Detailed Fiscal Analysis

 

H.B. 218 would authorize the Public Utilities Commission of Ohio (PUCO) to exempt basic local exchange service offered by an incumbent local exchange carrier (i.e., a local telephone utility) from the provisions of Chapters 4905. and 4909., and sections 4931.01 to 4931.35 of the Revised Code (these chapters and sections establish the regulatory and rate-making powers of PUCO). The PUCO is authorized to exempt such service if (and only if) it finds that doing so is in the public interest and that the market offers competition or alternative supply of basic local exchange service. Further, the PUCO may not exempt the service unless it finds that there are no barriers to entry to the market.

 

The bill would also prohibit PUCO from adopting requirements governing unbundled network elements of telephone networks (regarding either price or access) that are inconsistent with federal law. Similarly, the bill would prohibit PUCO from exercising jurisdiction over advanced telecommunication services or Internet protocol-enabled services that is inconsistent with federal law. Also, existing law authorizes the PUCO to modify or abrogate an order that grants similar exemptions for telecommunications services other than basic local exchange service any time up to eight years after the exemption was granted if the conditions under which it was granted change. The bill shortens this period from eight years to five, and extends its applicability to exemptions granted for basic local exchange service.

 

Background

 

Am. Sub. H.B. 563 of the 117th General Assembly created an alternative framework for regulating incumbent local exchange carriers. Prior to the enactment of H.B. 563, telecommunications services offered by local exchange carriers were subject to traditional rate regulation by the PUCO. H.B. 563 allowed the PUCO to exempt telecommunications services other than "basic local exchange service" from the provisions of Chapters 4905. and 4909. of the Revised Code. The PUCO was not permitted to do so unless it found that the carrier faced competition in the local market or that the carrier's customers had available alternatives to the carrier for the supply of those other services. Furthermore, the PUCO was authorized to establish rates for all services, including basic local exchange services, under an alternative method if it found that the alternative method was in the public interest. The PUCO retains jurisdiction over carriers that operate under alternative regulation, and is authorized to abrogate or modify an agreement with such a carrier anytime up to eight years after the agreement is initiated if the Commission finds that the conditions under which alternative regulation was granted have changed. Currently all seven of Ohio's large telephone companies operate under alternative regulation.

 

In this context, "basic local exchange service" means the ability to send and receive voice communications over the telephone within a local service area. Existing law specifically lists the following services as being included in basic local exchange service: local dial tone service; touch tone dialing service; access to 9-1-1 service; access to operator services and directory assistance; provision of a telephone directory and a listing in it; caller identification blocking service; access to telecommunications relay service; and access to long-distance telephone carriers.

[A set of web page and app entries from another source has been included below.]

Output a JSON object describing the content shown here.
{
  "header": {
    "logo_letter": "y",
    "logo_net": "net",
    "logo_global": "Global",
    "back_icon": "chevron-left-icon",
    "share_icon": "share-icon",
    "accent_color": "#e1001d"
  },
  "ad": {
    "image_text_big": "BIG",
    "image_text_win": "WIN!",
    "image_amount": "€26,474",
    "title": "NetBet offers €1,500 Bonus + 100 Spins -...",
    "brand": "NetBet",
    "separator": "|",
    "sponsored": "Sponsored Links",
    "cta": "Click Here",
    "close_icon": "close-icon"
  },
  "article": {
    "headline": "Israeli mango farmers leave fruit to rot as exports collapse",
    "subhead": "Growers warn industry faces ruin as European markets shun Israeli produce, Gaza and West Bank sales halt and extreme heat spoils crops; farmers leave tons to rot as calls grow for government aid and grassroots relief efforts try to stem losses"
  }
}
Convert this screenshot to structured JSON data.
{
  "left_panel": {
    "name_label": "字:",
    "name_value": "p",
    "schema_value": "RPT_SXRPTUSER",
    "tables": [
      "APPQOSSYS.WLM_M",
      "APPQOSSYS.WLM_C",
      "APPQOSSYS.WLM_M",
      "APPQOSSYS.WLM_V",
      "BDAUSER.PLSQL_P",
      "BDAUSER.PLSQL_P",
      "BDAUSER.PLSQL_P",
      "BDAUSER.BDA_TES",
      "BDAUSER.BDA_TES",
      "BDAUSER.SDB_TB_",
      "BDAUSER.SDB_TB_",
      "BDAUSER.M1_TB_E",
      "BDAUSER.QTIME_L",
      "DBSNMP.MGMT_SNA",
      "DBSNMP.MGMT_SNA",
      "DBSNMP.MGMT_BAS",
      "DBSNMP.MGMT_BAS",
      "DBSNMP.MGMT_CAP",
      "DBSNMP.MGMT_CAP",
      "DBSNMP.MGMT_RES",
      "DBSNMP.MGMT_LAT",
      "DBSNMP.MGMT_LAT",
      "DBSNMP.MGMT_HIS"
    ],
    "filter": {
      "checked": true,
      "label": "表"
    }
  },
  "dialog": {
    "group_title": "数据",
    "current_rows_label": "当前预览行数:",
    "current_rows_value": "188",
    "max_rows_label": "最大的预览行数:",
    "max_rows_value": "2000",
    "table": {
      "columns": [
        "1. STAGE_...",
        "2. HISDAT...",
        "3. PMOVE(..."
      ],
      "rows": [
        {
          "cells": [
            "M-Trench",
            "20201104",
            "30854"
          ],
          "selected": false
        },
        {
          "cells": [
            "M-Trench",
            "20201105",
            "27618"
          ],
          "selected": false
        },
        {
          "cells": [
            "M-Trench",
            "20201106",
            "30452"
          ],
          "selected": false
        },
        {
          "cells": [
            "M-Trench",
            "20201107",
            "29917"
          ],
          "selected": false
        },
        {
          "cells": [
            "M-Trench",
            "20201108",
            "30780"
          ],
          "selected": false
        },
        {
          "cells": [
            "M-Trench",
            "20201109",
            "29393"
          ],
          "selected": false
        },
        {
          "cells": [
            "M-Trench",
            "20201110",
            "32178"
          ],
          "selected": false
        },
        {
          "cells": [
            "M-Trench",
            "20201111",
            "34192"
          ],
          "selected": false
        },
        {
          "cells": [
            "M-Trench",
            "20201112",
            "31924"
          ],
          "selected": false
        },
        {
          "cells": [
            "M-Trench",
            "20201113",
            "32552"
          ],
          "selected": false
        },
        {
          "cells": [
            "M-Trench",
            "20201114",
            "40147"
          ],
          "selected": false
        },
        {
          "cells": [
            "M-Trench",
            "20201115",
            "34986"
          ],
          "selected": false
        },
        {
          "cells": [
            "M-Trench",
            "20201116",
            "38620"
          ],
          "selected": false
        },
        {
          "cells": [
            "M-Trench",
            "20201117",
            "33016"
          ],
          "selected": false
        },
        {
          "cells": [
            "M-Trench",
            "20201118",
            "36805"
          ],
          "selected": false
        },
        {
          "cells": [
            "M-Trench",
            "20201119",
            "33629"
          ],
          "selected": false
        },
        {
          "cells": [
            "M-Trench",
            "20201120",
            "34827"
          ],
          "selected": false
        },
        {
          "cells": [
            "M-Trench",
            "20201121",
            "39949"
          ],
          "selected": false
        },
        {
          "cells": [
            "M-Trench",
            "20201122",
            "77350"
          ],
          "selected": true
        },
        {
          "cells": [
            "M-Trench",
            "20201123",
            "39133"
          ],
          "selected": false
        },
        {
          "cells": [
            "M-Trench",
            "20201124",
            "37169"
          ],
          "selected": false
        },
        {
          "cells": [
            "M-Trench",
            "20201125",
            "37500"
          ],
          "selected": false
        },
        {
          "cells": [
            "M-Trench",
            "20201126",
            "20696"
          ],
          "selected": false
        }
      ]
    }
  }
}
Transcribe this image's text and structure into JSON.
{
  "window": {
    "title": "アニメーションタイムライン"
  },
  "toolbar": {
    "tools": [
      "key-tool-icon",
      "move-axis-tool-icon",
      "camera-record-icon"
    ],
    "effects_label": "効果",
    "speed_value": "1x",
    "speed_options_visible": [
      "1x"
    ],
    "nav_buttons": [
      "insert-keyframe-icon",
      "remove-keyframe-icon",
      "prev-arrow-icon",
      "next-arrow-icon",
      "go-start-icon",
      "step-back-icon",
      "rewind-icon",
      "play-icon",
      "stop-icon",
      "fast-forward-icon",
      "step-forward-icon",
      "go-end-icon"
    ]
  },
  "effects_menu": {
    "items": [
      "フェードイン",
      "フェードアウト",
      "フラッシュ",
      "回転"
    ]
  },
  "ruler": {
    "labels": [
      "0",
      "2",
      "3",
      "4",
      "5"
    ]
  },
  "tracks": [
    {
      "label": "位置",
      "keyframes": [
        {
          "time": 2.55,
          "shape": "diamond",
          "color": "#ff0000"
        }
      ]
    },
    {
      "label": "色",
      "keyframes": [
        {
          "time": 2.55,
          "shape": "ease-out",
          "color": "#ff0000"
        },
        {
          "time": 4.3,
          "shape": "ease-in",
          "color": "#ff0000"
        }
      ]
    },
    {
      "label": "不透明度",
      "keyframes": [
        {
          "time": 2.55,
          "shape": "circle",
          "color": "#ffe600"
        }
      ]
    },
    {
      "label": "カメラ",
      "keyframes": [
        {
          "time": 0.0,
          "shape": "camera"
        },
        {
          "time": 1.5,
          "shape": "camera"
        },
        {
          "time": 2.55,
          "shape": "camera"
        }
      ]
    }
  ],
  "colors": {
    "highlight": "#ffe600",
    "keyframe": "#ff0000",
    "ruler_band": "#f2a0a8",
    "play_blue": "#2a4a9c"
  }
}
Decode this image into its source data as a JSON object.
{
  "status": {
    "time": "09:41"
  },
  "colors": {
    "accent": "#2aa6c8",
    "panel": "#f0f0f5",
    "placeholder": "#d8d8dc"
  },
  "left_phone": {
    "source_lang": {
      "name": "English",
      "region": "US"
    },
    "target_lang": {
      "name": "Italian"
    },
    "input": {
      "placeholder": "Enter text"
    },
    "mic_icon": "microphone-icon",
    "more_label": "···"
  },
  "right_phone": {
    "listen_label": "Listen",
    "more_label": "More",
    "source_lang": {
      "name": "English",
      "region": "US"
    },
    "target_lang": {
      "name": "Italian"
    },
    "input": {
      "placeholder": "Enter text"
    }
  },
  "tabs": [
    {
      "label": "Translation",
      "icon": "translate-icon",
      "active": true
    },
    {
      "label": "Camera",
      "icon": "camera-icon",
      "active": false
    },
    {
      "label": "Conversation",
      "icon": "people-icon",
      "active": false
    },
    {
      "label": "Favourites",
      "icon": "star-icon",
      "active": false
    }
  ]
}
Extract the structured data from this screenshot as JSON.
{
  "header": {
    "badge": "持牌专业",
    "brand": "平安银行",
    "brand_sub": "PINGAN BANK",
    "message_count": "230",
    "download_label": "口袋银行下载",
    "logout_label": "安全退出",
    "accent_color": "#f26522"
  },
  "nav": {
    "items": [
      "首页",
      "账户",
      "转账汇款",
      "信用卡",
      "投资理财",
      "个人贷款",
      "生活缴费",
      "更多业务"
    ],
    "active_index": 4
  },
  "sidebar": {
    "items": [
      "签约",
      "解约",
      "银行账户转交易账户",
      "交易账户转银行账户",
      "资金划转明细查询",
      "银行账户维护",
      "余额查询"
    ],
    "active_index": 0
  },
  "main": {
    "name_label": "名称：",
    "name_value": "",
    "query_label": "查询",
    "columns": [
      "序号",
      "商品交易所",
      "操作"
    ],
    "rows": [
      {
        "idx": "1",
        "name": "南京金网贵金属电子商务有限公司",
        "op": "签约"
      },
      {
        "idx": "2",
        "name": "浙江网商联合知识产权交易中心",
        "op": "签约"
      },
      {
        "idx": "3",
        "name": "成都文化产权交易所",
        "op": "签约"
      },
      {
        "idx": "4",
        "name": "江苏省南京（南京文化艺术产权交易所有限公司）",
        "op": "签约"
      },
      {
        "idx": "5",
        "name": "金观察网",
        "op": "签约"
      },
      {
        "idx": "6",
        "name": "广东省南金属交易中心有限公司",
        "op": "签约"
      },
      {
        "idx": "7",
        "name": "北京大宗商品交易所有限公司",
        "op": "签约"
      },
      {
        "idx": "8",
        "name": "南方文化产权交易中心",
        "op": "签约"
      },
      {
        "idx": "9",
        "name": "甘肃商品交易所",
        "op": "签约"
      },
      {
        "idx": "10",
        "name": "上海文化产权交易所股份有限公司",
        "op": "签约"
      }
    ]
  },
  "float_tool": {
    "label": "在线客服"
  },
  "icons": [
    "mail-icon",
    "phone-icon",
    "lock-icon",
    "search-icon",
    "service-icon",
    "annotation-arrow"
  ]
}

Fiscal effect

 

The various changes to PUCO authority raise the possibility that there might be a budgetary impact on that agency. A PUCO official reports that agency officials do not expect any such impact, and if one should be experienced it is expected to be minimal.

 

Also, the bill raises the possibility of higher rates for basic local exchange service if PUCO were to make an erroneous determination that competition is present in a market. Assuming no such error occurs, one would expect rates paid by local governments not to change, or even to be made lower by the bill as incumbent carriers are enabled to compete more freely with competitors regarding prices offered to customers. If such an error were to be made, however, and an incumbent local exchange carrier that had market power were free to raise rates, there would be the potential for telephone rates paid by local governments, especially smaller ones, to increase.

 

 

 

 

LSC fiscal staff: Ross Miller, Economist

 

HB0218HR.doc/lb